■ How to complete this task:
Set down all of the data exactly as it appears.
-- -- --
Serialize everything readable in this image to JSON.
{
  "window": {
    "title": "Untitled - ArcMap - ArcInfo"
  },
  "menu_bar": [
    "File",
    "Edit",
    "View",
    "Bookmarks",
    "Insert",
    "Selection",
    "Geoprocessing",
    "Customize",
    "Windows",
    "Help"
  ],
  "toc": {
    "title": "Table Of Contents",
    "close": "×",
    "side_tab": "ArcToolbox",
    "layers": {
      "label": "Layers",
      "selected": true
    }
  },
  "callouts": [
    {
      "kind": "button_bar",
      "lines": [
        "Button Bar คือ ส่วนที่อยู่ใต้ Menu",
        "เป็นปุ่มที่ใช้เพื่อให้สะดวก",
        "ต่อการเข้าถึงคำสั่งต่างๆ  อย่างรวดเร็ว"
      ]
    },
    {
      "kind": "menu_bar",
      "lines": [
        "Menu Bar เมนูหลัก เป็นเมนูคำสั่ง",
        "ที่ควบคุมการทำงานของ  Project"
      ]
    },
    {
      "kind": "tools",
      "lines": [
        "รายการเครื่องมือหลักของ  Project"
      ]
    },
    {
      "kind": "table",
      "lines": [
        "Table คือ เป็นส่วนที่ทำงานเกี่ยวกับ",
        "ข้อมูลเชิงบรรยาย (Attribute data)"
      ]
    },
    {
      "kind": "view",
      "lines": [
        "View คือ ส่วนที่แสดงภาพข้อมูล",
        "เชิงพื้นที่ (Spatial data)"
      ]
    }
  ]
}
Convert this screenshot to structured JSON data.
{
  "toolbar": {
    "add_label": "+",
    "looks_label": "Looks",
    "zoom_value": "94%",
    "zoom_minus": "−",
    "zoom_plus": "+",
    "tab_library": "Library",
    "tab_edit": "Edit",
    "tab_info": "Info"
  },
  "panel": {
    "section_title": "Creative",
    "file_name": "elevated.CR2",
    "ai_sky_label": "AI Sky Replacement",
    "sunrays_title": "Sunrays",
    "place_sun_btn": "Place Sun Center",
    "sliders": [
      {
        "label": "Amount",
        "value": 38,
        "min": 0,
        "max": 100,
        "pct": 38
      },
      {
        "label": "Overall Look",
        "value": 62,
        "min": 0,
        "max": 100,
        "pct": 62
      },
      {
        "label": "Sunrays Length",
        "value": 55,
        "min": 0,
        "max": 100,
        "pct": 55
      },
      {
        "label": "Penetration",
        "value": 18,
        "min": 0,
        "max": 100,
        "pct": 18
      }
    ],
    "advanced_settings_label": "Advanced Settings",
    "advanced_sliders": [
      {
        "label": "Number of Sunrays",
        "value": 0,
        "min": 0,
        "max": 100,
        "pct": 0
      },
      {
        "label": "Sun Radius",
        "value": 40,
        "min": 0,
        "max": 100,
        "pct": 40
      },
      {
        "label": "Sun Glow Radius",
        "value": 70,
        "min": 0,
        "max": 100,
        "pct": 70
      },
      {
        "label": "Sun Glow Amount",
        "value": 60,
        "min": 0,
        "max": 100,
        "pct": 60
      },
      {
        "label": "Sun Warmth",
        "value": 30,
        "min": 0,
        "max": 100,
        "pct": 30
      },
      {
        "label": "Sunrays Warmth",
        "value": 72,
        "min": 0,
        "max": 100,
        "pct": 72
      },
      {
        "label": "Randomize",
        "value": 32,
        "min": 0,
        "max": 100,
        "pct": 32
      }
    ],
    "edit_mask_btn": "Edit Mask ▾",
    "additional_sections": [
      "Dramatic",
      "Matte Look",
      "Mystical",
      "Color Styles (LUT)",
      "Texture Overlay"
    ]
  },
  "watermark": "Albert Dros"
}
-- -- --
■ Reply to the task:
Serialize everything readable in this image to JSON.
{
  "window": {
    "title": "Untitled - ArcMap - ArcInfo"
  },
  "menu_bar": [
    "File",
    "Edit",
    "View",
    "Bookmarks",
    "Insert",
    "Selection",
    "Geoprocessing",
    "Customize",
    "Windows",
    "Help"
  ],
  "toc": {
    "title": "Table Of Contents",
    "close": "×",
    "side_tab": "ArcToolbox",
    "layers": {
      "label": "Layers",
      "selected": true
    }
  },
  "callouts": [
    {
      "kind": "button_bar",
      "lines": [
        "Button Bar คือ ส่วนที่อยู่ใต้ Menu",
        "เป็นปุ่มที่ใช้เพื่อให้สะดวก",
        "ต่อการเข้าถึงคำสั่งต่างๆ  อย่างรวดเร็ว"
      ]
    },
    {
      "kind": "menu_bar",
      "lines": [
        "Menu Bar เมนูหลัก เป็นเมนูคำสั่ง",
        "ที่ควบคุมการทำงานของ  Project"
      ]
    },
    {
      "kind": "tools",
      "lines": [
        "รายการเครื่องมือหลักของ  Project"
      ]
    },
    {
      "kind": "table",
      "lines": [
        "Table คือ เป็นส่วนที่ทำงานเกี่ยวกับ",
        "ข้อมูลเชิงบรรยาย (Attribute data)"
      ]
    },
    {
      "kind": "view",
      "lines": [
        "View คือ ส่วนที่แสดงภาพข้อมูล",
        "เชิงพื้นที่ (Spatial data)"
      ]
    }
  ]
}
Convert this screenshot to structured JSON data.
{
  "toolbar": {
    "add_label": "+",
    "looks_label": "Looks",
    "zoom_value": "94%",
    "zoom_minus": "−",
    "zoom_plus": "+",
    "tab_library": "Library",
    "tab_edit": "Edit",
    "tab_info": "Info"
  },
  "panel": {
    "section_title": "Creative",
    "file_name": "elevated.CR2",
    "ai_sky_label": "AI Sky Replacement",
    "sunrays_title": "Sunrays",
    "place_sun_btn": "Place Sun Center",
    "sliders": [
      {
        "label": "Amount",
        "value": 38,
        "min": 0,
        "max": 100,
        "pct": 38
      },
      {
        "label": "Overall Look",
        "value": 62,
        "min": 0,
        "max": 100,
        "pct": 62
      },
      {
        "label": "Sunrays Length",
        "value": 55,
        "min": 0,
        "max": 100,
        "pct": 55
      },
      {
        "label": "Penetration",
        "value": 18,
        "min": 0,
        "max": 100,
        "pct": 18
      }
    ],
    "advanced_settings_label": "Advanced Settings",
    "advanced_sliders": [
      {
        "label": "Number of Sunrays",
        "value": 0,
        "min": 0,
        "max": 100,
        "pct": 0
      },
      {
        "label": "Sun Radius",
        "value": 40,
        "min": 0,
        "max": 100,
        "pct": 40
      },
      {
        "label": "Sun Glow Radius",
        "value": 70,
        "min": 0,
        "max": 100,
        "pct": 70
      },
      {
        "label": "Sun Glow Amount",
        "value": 60,
        "min": 0,
        "max": 100,
        "pct": 60
      },
      {
        "label": "Sun Warmth",
        "value": 30,
        "min": 0,
        "max": 100,
        "pct": 30
      },
      {
        "label": "Sunrays Warmth",
        "value": 72,
        "min": 0,
        "max": 100,
        "pct": 72
      },
      {
        "label": "Randomize",
        "value": 32,
        "min": 0,
        "max": 100,
        "pct": 32
      }
    ],
    "edit_mask_btn": "Edit Mask ▾",
    "additional_sections": [
      "Dramatic",
      "Matte Look",
      "Mystical",
      "Color Styles (LUT)",
      "Texture Overlay"
    ]
  },
  "watermark": "Albert Dros"
}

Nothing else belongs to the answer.